While we salivate at the idea of Christmas OLPC XO sales, other countries might not have the same One Laptop Per (Adult) Child dreams as your standard American geek. For example, China, an early OLPC dream gone sour, may still be ambivalent about XO technology if Shanghiist is right.
Starting off with the obvious need for cheap laptop options in a nation of rich coastal province, yet poor hinterlands where two hundred million people earn less than a dollar a day, Mathew Seigal goes on to list a familiar reason behind OLPC resistance:
We're totally behind the charitable aims of Negroponte's project, but we're not sure you can turn children into geniuses just by throwing computer equipment at them. If that was the case then UK state-run schools would be teaming with little Einsteins. The UK spent billions on IT investment before they started to realise that they had to retrain teachers and reinvent learning methods.He then goes on to list the many options that Chinese parents (and kids at heart) have in the affordable computing space. Options like:
Yellow Sheep River's MunicatorAs of this weekend, there is yet another cheap laptop competitor in the Chinese market - none other than Lenovo, arguably the original cheap Chinese PC computer manufacturer. The New York Times reports:
Why should China rely on American do gooders when they can build their own cheap laptops? Yellow Sheep River has come up with a spec for a $150 Chinese Linux laptop with a 40 GB hard drive. It has Chinese Godson chips that offer similar performance to Pentium III chips that were around in the late nineties.
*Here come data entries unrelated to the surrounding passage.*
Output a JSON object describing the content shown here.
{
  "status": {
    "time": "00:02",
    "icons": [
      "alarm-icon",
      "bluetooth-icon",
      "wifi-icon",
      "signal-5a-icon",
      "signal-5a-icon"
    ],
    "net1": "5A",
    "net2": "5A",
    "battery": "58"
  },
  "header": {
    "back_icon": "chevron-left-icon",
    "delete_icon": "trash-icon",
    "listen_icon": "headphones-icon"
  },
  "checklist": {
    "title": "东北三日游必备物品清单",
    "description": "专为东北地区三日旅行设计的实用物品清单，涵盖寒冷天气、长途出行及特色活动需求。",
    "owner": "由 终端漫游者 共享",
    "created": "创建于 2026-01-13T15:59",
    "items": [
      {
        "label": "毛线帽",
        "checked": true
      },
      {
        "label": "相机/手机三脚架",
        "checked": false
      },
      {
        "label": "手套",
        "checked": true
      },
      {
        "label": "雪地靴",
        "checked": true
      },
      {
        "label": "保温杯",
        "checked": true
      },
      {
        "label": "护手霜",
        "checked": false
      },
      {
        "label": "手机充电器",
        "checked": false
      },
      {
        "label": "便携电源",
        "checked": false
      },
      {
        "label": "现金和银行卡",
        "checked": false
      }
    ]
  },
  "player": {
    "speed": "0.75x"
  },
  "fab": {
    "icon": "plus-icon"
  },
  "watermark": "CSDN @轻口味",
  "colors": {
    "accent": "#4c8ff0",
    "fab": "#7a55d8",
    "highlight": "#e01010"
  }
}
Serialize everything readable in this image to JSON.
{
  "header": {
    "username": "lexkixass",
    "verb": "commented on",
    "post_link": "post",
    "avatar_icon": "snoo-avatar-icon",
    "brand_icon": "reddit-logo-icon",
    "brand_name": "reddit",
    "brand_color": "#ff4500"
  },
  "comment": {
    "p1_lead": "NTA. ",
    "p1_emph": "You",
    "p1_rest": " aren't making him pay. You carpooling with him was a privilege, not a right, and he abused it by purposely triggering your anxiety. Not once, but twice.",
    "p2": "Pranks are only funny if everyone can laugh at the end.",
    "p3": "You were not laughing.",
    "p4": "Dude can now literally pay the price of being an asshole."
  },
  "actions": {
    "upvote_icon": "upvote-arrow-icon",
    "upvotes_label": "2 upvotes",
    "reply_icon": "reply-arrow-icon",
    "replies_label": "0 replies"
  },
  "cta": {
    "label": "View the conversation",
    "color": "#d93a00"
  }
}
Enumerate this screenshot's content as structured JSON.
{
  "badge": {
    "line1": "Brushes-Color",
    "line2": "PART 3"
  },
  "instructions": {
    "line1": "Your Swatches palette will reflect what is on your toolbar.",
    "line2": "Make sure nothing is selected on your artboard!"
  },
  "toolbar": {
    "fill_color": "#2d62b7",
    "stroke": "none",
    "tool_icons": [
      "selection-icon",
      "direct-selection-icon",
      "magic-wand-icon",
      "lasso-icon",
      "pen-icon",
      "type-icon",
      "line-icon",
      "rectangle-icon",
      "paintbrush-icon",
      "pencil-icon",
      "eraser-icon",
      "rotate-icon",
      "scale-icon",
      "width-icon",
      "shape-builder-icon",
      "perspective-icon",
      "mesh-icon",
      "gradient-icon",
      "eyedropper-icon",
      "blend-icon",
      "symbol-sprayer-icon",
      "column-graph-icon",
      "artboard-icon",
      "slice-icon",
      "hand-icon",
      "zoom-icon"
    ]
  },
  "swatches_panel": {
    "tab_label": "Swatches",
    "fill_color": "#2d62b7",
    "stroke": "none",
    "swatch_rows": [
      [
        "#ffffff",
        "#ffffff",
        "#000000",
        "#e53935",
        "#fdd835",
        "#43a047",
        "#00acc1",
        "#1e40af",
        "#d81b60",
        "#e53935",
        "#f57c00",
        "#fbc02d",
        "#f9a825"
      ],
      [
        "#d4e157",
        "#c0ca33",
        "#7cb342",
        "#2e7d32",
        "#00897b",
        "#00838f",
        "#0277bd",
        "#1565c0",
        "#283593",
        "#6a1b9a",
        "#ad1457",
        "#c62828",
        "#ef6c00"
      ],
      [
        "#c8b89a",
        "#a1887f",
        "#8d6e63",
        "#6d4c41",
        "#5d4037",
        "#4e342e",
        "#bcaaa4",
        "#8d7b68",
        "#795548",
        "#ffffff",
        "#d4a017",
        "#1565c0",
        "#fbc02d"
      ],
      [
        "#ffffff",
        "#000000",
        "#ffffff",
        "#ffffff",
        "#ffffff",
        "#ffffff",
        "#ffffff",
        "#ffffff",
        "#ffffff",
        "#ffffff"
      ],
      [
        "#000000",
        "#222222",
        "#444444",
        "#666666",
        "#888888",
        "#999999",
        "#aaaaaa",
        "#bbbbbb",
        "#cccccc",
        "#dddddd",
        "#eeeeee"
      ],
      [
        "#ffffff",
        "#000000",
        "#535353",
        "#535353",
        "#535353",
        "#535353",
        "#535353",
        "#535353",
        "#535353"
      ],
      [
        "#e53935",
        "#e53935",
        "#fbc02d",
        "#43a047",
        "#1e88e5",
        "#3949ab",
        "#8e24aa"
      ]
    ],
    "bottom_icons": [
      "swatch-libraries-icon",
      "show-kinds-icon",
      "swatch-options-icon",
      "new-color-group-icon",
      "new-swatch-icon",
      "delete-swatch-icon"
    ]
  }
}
This device also plugs into televisions. Read more here.
We don't know much about this product except what we read on this website: The "Dream Dragon" computer, being developed as a joint venture by the Jiangsu Menglan Group and China's Institute of Computing Technology (ICT), is currently set to cost about US$131. It utilizes a line of low cost central processing units (CPUs) named "Loongson" being developed by the ICT and the Chinese Academy of Sciences. Like the Classmate and XO-1, it runs on Linux, though it is aimed at low income and rural Chinese students. See: this Speroforum post.
Sinomanic is a Chinese branded laptop that will go on the market for $129 to $392.
Lenovo Group Ltd. said Friday it will sell a basic personal computer aimed at China's vast but poor rural market and priced as low as $199.So if China is awash in low-cost laptop options, is there room for an OLPC XO or even Intel's Classmate PC? After almost a year of living in China, I think so. For as Mathew concludes:
Lenovo's announcement follows rival Dell Inc.'s bid to boost its presence in China's booming market with the unveiling in March of a low-cost personal computer meant for novice Chinese users.
China may have 140 million Internet users, but it's going to take a few years and plenty of low cost initiatives to make communication technologies accessible to everyone in China.And what better communication technology than everyone's favorite "$100 laptop" even is its upwards of $280 per laptop to deploy?